[Former Boeing engineer] Mr. [Rick] Ludtke [who worked on 737 MAX cockpit features] recalled midlevel managers telling subordinates that Boeing had committed to pay the airline $1 million per plane if its design ended up requiring pilots to spend additional simulator time. “We had never, ever seen commitments like that before,” he said.
The Association for Library Collections & Technical Services (ALCTS), the Library and Information Technology Association (LITA) and the Library Leadership & Management Association (LLAMA) have collaborated to create The Exchange, an interactive, virtual forum designed to bring together experiences, ideas, expertise and individuals from these American Library Association (ALA) divisions. Modeled after the 2017 ALCTS Exchange, the Exchange will be held May 4, May 6 and May 8 in 2020 with the theme “Building the Future Together.”
As a fully online interactive forum, the Exchange will give participants the opportunity to share the latest research, trends and developments in collections, leadership, technology, innovation, sustainability and collaborations. Participants from diverse areas of librarianship will find the three days of presentations, panels and activities both thought-provoking and highly relevant to their current and future career paths. The Exchange will engage an array of presenters and participants, facilitating enriching conversations and learning opportunities. Everyone, members and non-members alike, are encouraged to register and bring their questions, experiences and perspectives to the events. Registration opens Nov. 4.

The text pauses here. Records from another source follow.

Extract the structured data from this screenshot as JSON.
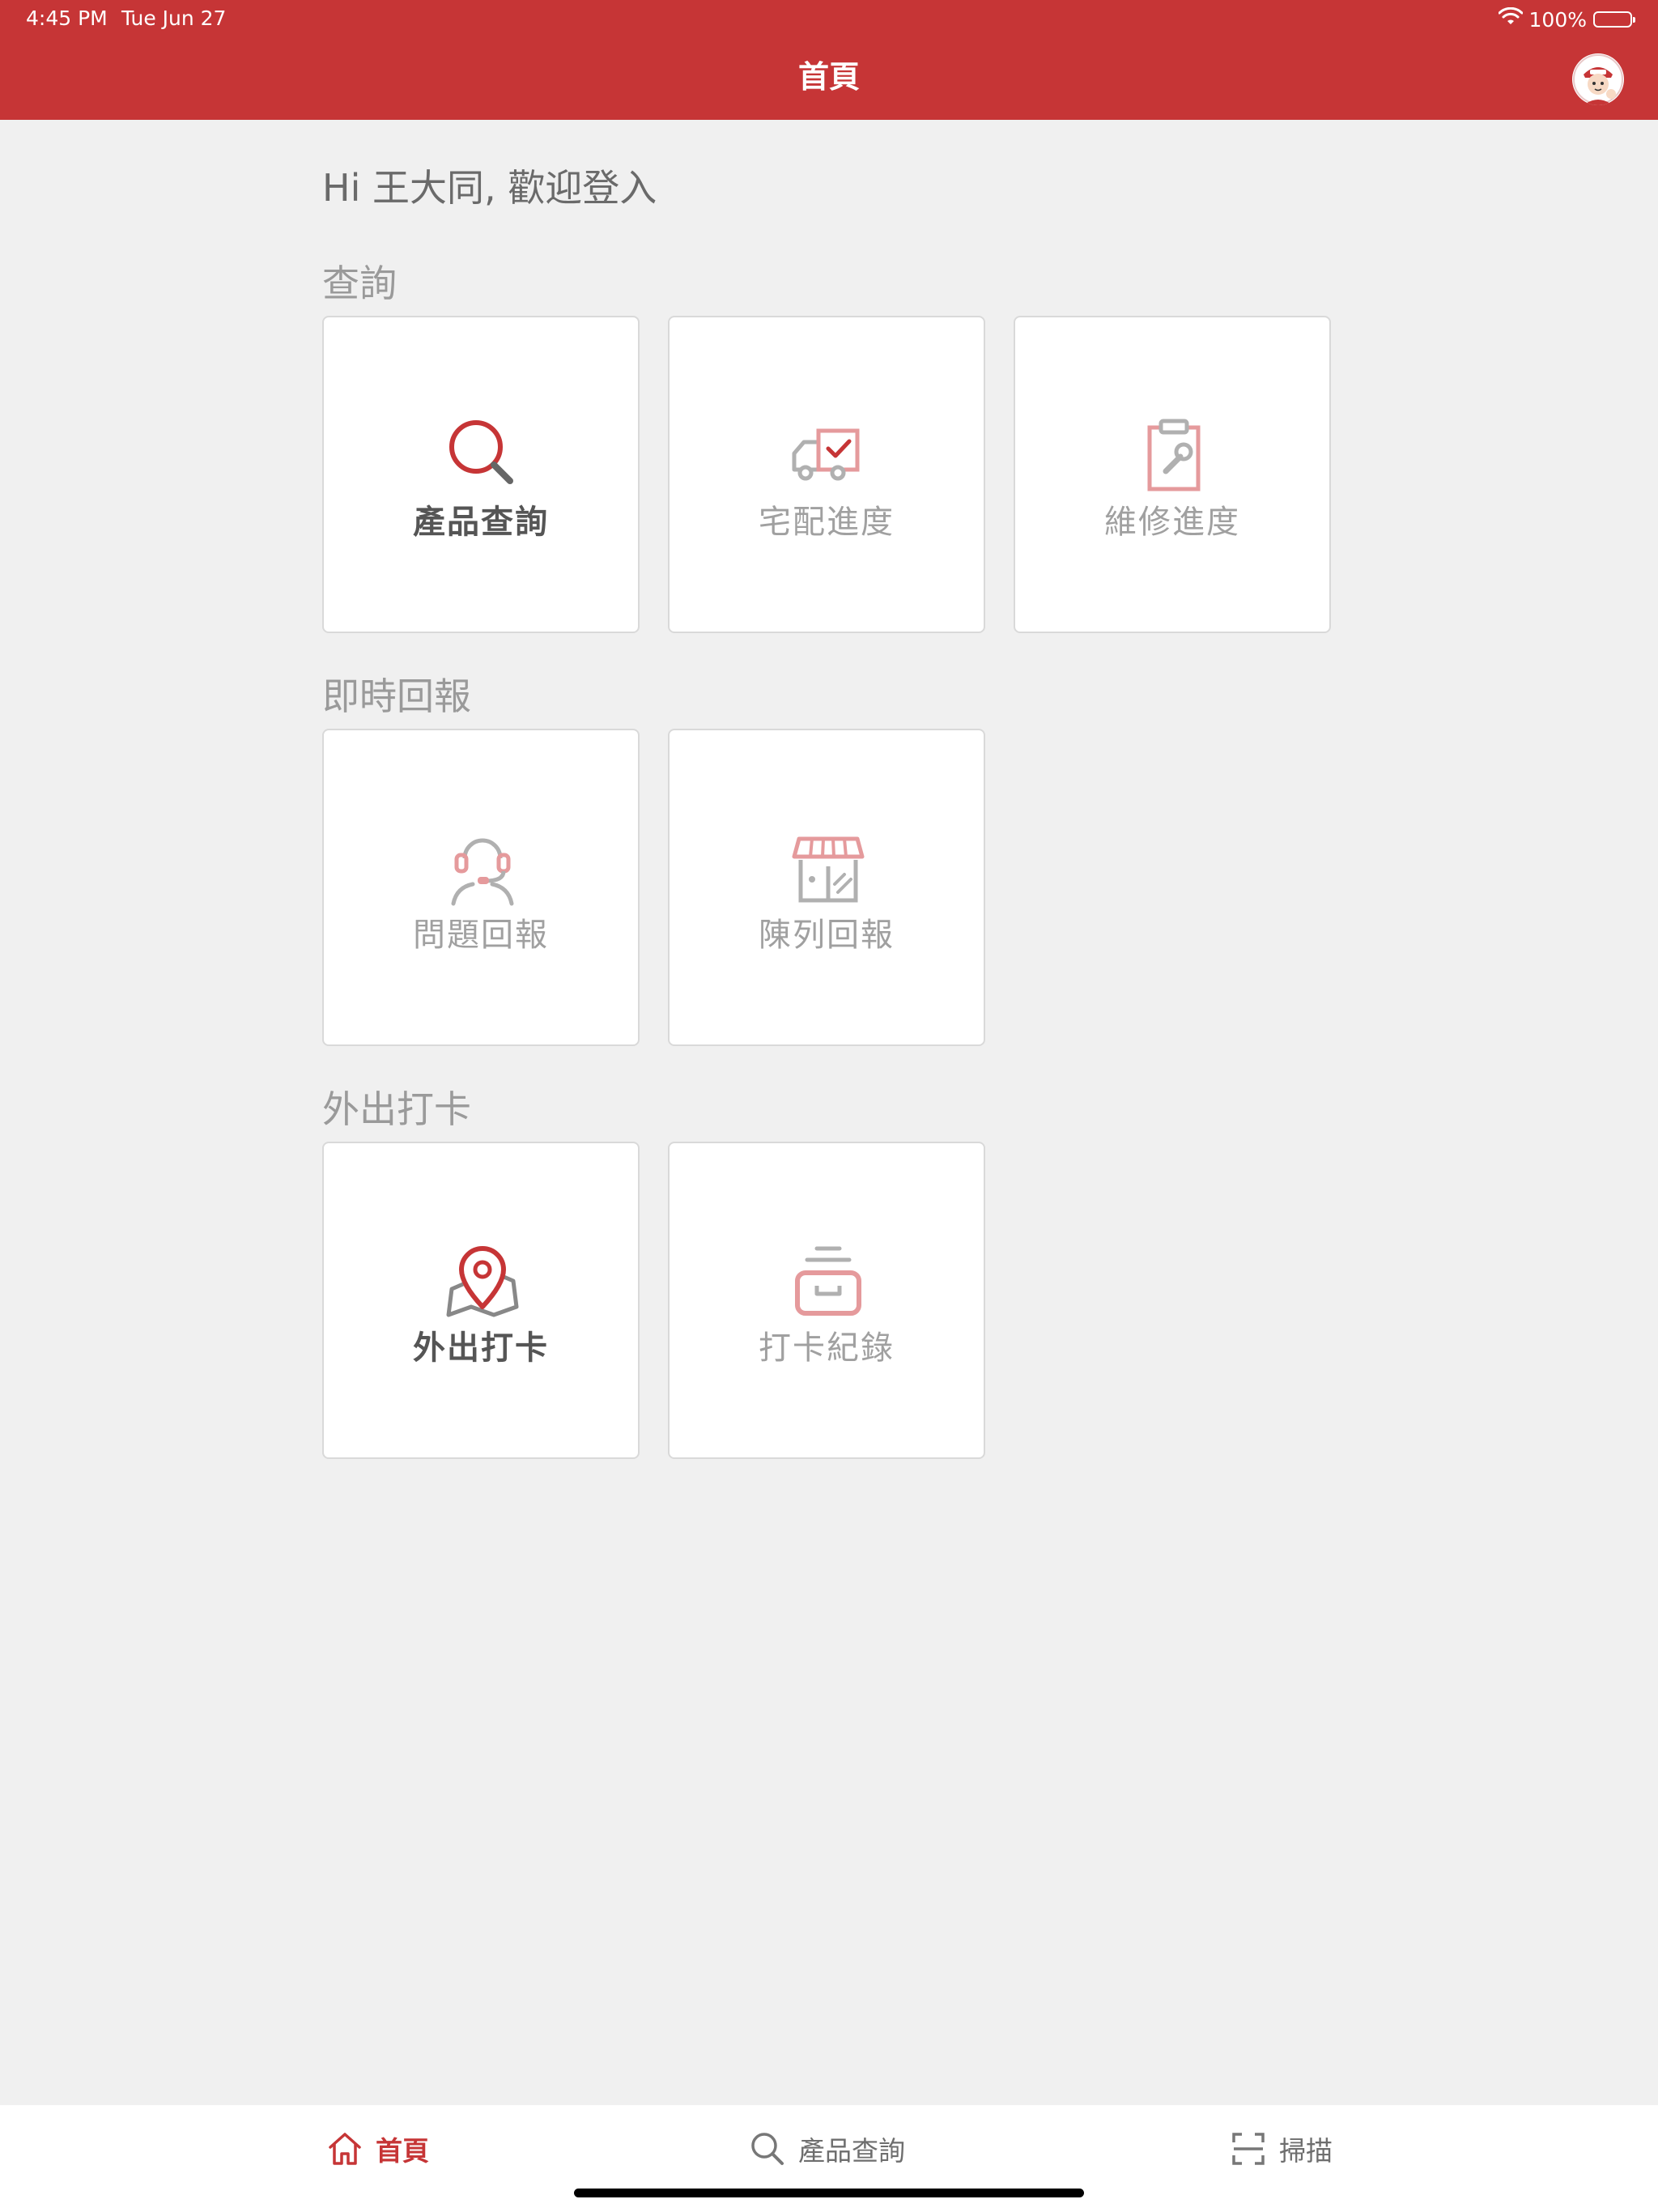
{
  "status_bar": {
    "time": "4:45 PM",
    "date": "Tue Jun 27",
    "battery": "100%"
  },
  "header": {
    "title": "首頁"
  },
  "greeting": "Hi 王大同, 歡迎登入",
  "sections": {
    "query": {
      "title": "查詢",
      "cards": [
        {
          "label": "產品查詢",
          "icon": "search-icon",
          "active": true
        },
        {
          "label": "宅配進度",
          "icon": "delivery-truck-icon",
          "active": false
        },
        {
          "label": "維修進度",
          "icon": "repair-clipboard-icon",
          "active": false
        }
      ]
    },
    "report": {
      "title": "即時回報",
      "cards": [
        {
          "label": "問題回報",
          "icon": "headset-agent-icon",
          "active": false
        },
        {
          "label": "陳列回報",
          "icon": "storefront-icon",
          "active": false
        }
      ]
    },
    "checkin": {
      "title": "外出打卡",
      "cards": [
        {
          "label": "外出打卡",
          "icon": "map-pin-icon",
          "active": true
        },
        {
          "label": "打卡紀錄",
          "icon": "archive-box-icon",
          "active": false
        }
      ]
    }
  },
  "tabbar": {
    "home": {
      "label": "首頁",
      "icon": "home-icon",
      "active": true
    },
    "product": {
      "label": "產品查詢",
      "icon": "search-icon"
    },
    "scan": {
      "label": "掃描",
      "icon": "scan-frame-icon"
    }
  },
  "colors": {
    "brand_red": "#c63536",
    "icon_pink": "#e59a9c",
    "icon_gray": "#b0b0b0",
    "background": "#f0f0f0"
  }
}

The Exchange Working Group welcomes proposals for the May 2020 forum that highlight the innovation happening in the profession and that span across areas that may have been traditionally siloed. Proposal topics should be relevant to the overarching theme, as well as the daily themes for each session. Daily themes include leadership and change management, continuity and sustainability, and collaborations and cooperative endeavors. The deadline for proposals is Dec. 6. Proposals can be submitted using the Presentation Proposal Form.
Before submitting a proposal, visit the Exchange website to learn what makes a strong proposal, view the success criteria, and check out the session formats.
The Exchange is presented by the Association for Library Collections & Technical Services (ALCTS), the Library and Information Technology Association (LITA) and the Library Leadership & Management Association (LLAMA), divisions of the American Library Association. To get more information about the proposed future for joint projects such as the Exchange, join the conversation about #TheCoreQuestion.